_Data supplied_.
Start of Block

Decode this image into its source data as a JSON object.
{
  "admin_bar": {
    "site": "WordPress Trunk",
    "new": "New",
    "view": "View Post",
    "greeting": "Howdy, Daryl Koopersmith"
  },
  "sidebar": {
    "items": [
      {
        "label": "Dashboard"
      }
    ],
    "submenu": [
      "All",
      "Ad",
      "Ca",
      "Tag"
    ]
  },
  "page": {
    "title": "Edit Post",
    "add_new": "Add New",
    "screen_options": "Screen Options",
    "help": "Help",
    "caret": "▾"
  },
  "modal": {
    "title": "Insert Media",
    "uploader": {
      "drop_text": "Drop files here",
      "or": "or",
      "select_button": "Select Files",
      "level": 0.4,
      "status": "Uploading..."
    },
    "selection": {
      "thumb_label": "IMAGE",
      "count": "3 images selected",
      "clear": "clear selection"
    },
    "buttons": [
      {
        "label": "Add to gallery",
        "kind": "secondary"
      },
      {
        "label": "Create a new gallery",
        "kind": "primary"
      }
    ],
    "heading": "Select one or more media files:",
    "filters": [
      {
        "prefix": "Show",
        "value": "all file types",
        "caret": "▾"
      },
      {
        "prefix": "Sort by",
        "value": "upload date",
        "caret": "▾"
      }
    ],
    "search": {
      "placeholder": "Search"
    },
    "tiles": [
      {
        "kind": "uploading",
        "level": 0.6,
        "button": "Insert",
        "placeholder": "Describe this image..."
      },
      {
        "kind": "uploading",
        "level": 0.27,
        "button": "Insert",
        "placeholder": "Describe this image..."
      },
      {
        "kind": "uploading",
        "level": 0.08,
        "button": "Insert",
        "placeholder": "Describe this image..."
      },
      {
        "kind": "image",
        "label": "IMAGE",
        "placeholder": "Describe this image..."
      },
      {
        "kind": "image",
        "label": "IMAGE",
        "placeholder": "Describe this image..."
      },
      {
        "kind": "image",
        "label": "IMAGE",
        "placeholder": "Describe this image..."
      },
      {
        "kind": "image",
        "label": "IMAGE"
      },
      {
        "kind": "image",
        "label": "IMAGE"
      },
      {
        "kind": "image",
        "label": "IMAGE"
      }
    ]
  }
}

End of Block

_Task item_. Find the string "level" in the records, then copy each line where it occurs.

_Written answer_.
      "level": 0.4,
        "level": 0.6,
        "level": 0.27,
        "level": 0.08,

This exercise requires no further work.